The Bult generator makes the EW waveform continuous
Protection input (pin 3)
The protection input (PROT) is a CMOS input.
The input voltage must be EHT scaled and has the
Two modes of protection are available with the aid of
control bit PRD.
· With PRD = logic 1 the protection mode is selected,
HOUT will be defeated and the PROT bit in the status
word is set if the input voltage is above 3.9 V. Thus the
deflection stops and EW output current is zero, while the
vertical output current is reduced to 20% of the adjusted
value. A new start of the circuit is I2C-bus controlled with
the user software.
· With PRD = logic 0 the detection mode is selected,
HOUT will not be defeated and the over voltage
information is only written in the PROT status bit and can
be read by the I2C-bus.
All further actions, such as a write of the LFSS bit, are
achieved by the I2C-bus. They depend on the
configuration used and are defined by user software.
Flash detection/protection input (pin 9)
The FLASH input is a CMOS input with an internal pull-up
current of approximately 8 mA.
When a negative-going edge crosses the 0.75 V level a
restart will be executed with a soft start of approximately
2000 lines, such as in the soft-start mode. When the
function is not used pin 9 can be connected to ground, VCC
or left open-circuit, the internal pull-up current source will
prevent any problems. However a hard wired connection
to VCC or ground is recommended when the function is not
EHT compensation (pin 7)
The EHT input is a CMOS input.
The EHT compensation input permits scan amplitude
modulation should the EHT supply not be perfect. For
correct tracking of the vertical and horizontal deflection the
gain of the EW output stage, provided by the ratio
RCONV-EW/RCONV, must be 1¤16Vscan ´ Vref (see Fig.15).
The input for EHT compensation can be derived from an
EHT bleeder or from the picture tubes aquadag
(subaddress 0B, bit BLDS).
EHT compensation can be set via subaddress 07 in
63 steps allowing a scan modulation range from
-10 to +9.7%.
PHILIPS SEMICONDUCTORS: "200W SMPS with TEA1504" APPLICATION NOTE AN98011, 1998, pages 1-22, XP001236144
PHILIPS SEMICONDUCTORS: "GreenChip SMPS control IC TEA1504" DATA SHEET, 7 December 1999 (1999-12-07), pages 1-20, XP001236145
Motorola Inc. TV Horizontal ProcessorMC1391 pp. 1-6 MC1391/D 1996. No Month.

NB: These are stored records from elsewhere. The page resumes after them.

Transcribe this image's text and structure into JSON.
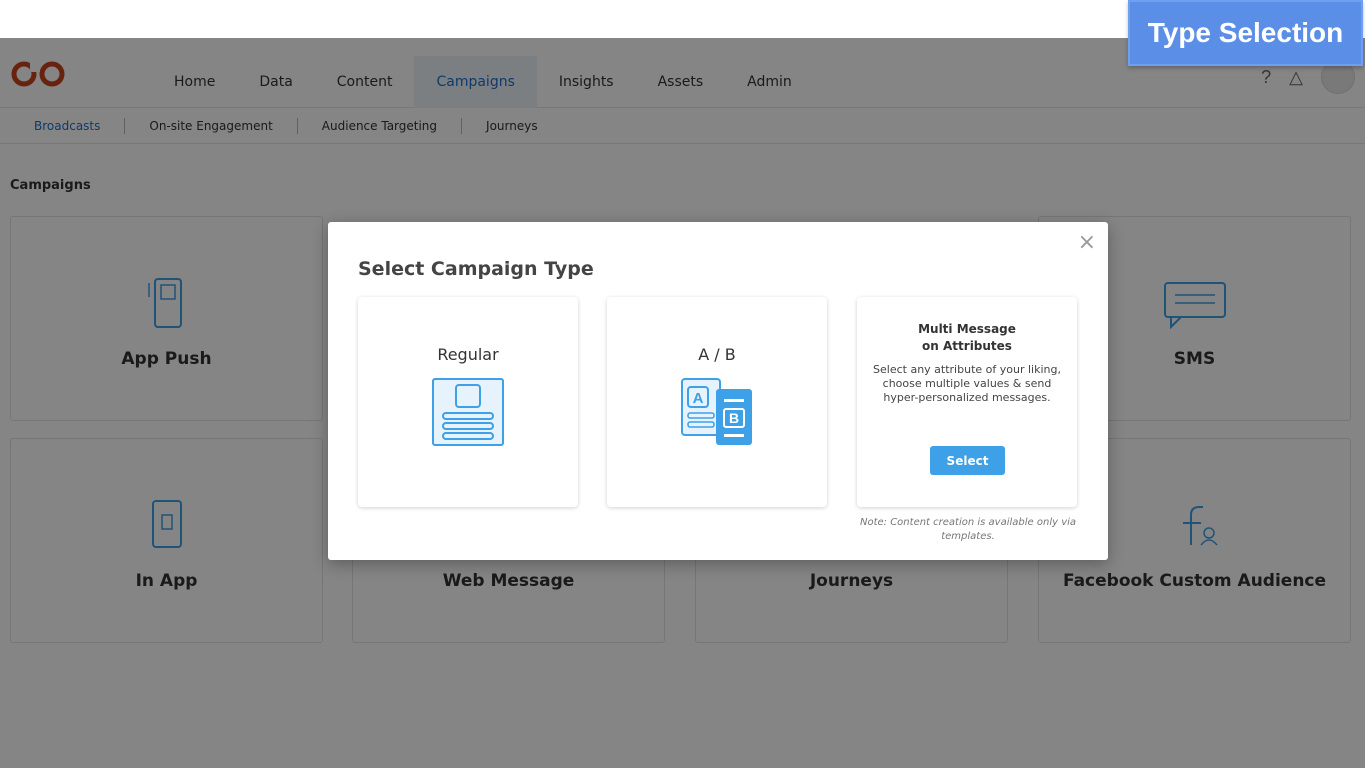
{
  "overlay_label": "Type Selection",
  "nav": {
    "items": [
      "Home",
      "Data",
      "Content",
      "Campaigns",
      "Insights",
      "Assets",
      "Admin"
    ],
    "active": "Campaigns",
    "help_icon": "?",
    "bell_icon": "△"
  },
  "subnav": {
    "items": [
      "Broadcasts",
      "On-site Engagement",
      "Audience Targeting",
      "Journeys"
    ],
    "active": "Broadcasts"
  },
  "page": {
    "title": "Campaigns"
  },
  "tiles": [
    {
      "label": "App Push",
      "icon": "mobile-push-icon"
    },
    {
      "label": "SMS",
      "icon": "sms-icon"
    },
    {
      "label": "In App",
      "icon": "in-app-icon"
    },
    {
      "label": "Web Message",
      "icon": "web-message-icon"
    },
    {
      "label": "Journeys",
      "icon": "journeys-icon"
    },
    {
      "label": "Facebook Custom Audience",
      "icon": "facebook-audience-icon"
    }
  ],
  "modal": {
    "title": "Select Campaign Type",
    "close": "×",
    "cards": {
      "regular": {
        "title": "Regular"
      },
      "ab": {
        "title": "A / B",
        "letter_a": "A",
        "letter_b": "B"
      },
      "multi": {
        "title_line1": "Multi Message",
        "title_line2": "on Attributes",
        "description": "Select any attribute of your liking, choose multiple values & send hyper-personalized messages.",
        "button": "Select"
      }
    },
    "note": "Note: Content creation is available only via templates."
  },
  "colors": {
    "accent": "#3ea0e6",
    "brand": "#c8441e",
    "label_bg": "#5b8ee6",
    "active_nav": "#1d6fc9"
  }
}
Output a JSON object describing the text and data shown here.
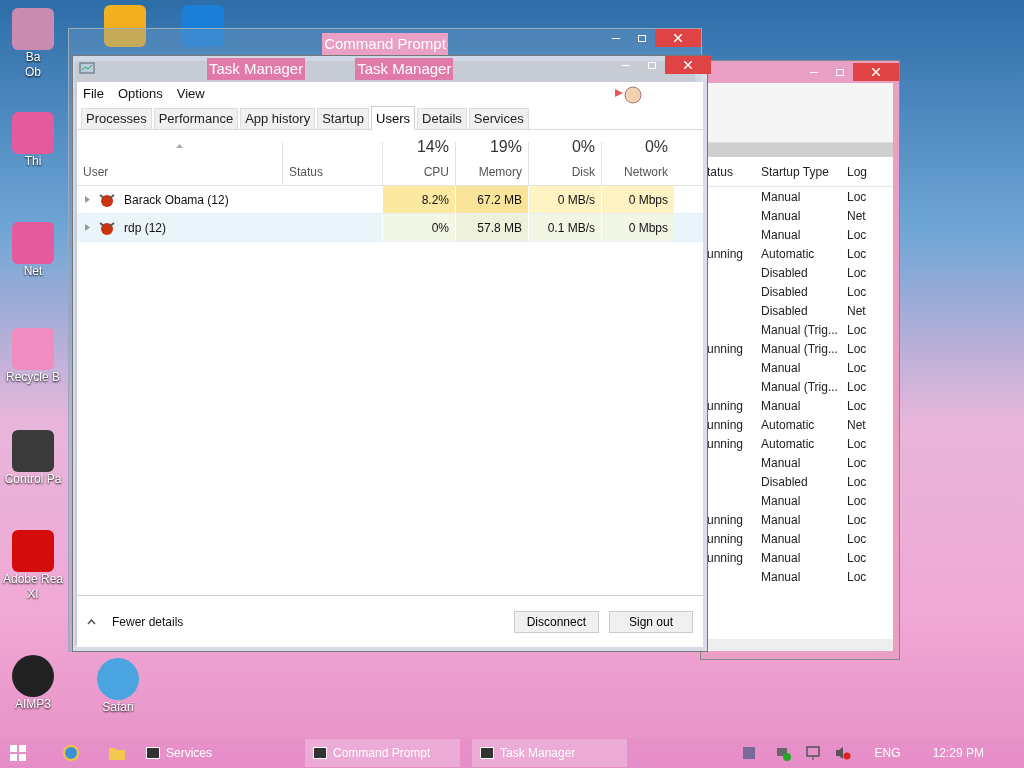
{
  "desktop_icons": [
    {
      "kind": "person",
      "lines": [
        "Ba",
        "Ob"
      ]
    },
    {
      "kind": "pink",
      "lines": [
        "Thi"
      ]
    },
    {
      "kind": "pink",
      "lines": [
        "Net"
      ]
    },
    {
      "kind": "recycle",
      "lines": [
        "Recycle B"
      ]
    },
    {
      "kind": "control",
      "lines": [
        "Control Pa"
      ]
    },
    {
      "kind": "pdf",
      "lines": [
        "Adobe Rea",
        "XI"
      ]
    },
    {
      "kind": "aimp",
      "lines": [
        "AIMP3"
      ]
    },
    {
      "kind": "safari",
      "lines": [
        "Safari"
      ]
    },
    {
      "kind": "video"
    },
    {
      "kind": "remote"
    }
  ],
  "command_prompt": {
    "title": "Command Prompt"
  },
  "services_window": {
    "columns": [
      "tatus",
      "Startup Type",
      "Log"
    ],
    "rows": [
      [
        "",
        "Manual",
        "Loc"
      ],
      [
        "",
        "Manual",
        "Net"
      ],
      [
        "",
        "Manual",
        "Loc"
      ],
      [
        "unning",
        "Automatic",
        "Loc"
      ],
      [
        "",
        "Disabled",
        "Loc"
      ],
      [
        "",
        "Disabled",
        "Loc"
      ],
      [
        "",
        "Disabled",
        "Net"
      ],
      [
        "",
        "Manual (Trig...",
        "Loc"
      ],
      [
        "unning",
        "Manual (Trig...",
        "Loc"
      ],
      [
        "",
        "Manual",
        "Loc"
      ],
      [
        "",
        "Manual (Trig...",
        "Loc"
      ],
      [
        "unning",
        "Manual",
        "Loc"
      ],
      [
        "unning",
        "Automatic",
        "Net"
      ],
      [
        "unning",
        "Automatic",
        "Loc"
      ],
      [
        "",
        "Manual",
        "Loc"
      ],
      [
        "",
        "Disabled",
        "Loc"
      ],
      [
        "",
        "Manual",
        "Loc"
      ],
      [
        "unning",
        "Manual",
        "Loc"
      ],
      [
        "unning",
        "Manual",
        "Loc"
      ],
      [
        "unning",
        "Manual",
        "Loc"
      ],
      [
        "",
        "Manual",
        "Loc"
      ]
    ]
  },
  "task_manager": {
    "titles": [
      "Task Manager",
      "Task Manager"
    ],
    "menu": [
      "File",
      "Options",
      "View"
    ],
    "tabs": [
      {
        "label": "Processes",
        "selected": false
      },
      {
        "label": "Performance",
        "selected": false
      },
      {
        "label": "App history",
        "selected": false
      },
      {
        "label": "Startup",
        "selected": false
      },
      {
        "label": "Users",
        "selected": true
      },
      {
        "label": "Details",
        "selected": false
      },
      {
        "label": "Services",
        "selected": false
      }
    ],
    "columns": [
      {
        "label": "User"
      },
      {
        "label": "Status"
      },
      {
        "total": "14%",
        "label": "CPU"
      },
      {
        "total": "19%",
        "label": "Memory"
      },
      {
        "total": "0%",
        "label": "Disk"
      },
      {
        "total": "0%",
        "label": "Network"
      }
    ],
    "rows": [
      {
        "highlighted": false,
        "cells": [
          {
            "text": "Barack Obama (12)"
          },
          {
            "text": ""
          },
          {
            "text": "8.2%",
            "color": "#fbe9a2"
          },
          {
            "text": "67.2 MB",
            "color": "#f9e49a"
          },
          {
            "text": "0 MB/s",
            "color": "#fff3c4"
          },
          {
            "text": "0 Mbps",
            "color": "#fff3c4"
          }
        ]
      },
      {
        "highlighted": true,
        "cells": [
          {
            "text": "rdp (12)"
          },
          {
            "text": ""
          },
          {
            "text": "0%",
            "color": "#f2f6e4"
          },
          {
            "text": "57.8 MB",
            "color": "#eef2dc"
          },
          {
            "text": "0.1 MB/s",
            "color": "#f2f6e4"
          },
          {
            "text": "0 Mbps",
            "color": "#f2f6e4"
          }
        ]
      }
    ],
    "fewer_details": "Fewer details",
    "buttons": [
      "Disconnect",
      "Sign out"
    ]
  },
  "taskbar": {
    "items": [
      {
        "label": "Services",
        "active": false
      },
      {
        "label": "Command Prompt",
        "active": true
      },
      {
        "label": "Task Manager",
        "active": true
      }
    ],
    "language": "ENG",
    "time": "12:29 PM"
  }
}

Mitsubishi Synchronization Deflection System Control PWM ICdata sheet for M62500P pp.1-77 undated.
Mitsubishi Sync Signal ProcessorIC data sheet for M52347SP pp. 1-16 updated.
NEC Bipolar Analog Integrated Circuit .mu.PC1883 pp. 1-32 1995, with English translation pp. 1-23. No Month.
Goldstar, Goldstar Color Monitor Service Manual,Jun. 1994, cover sheet, pp. 34-37.
Panasonic Multi-Scan Color CRT Displaymodel TX-D2162 Service Manual pp. 1-81 dated 1996. No Month.
U.S. Patent Application No. 09/130,953, D.R. jackson, High-Voltage Power Supply For Video Display Apparatus,Filed Aug. 7, 1998.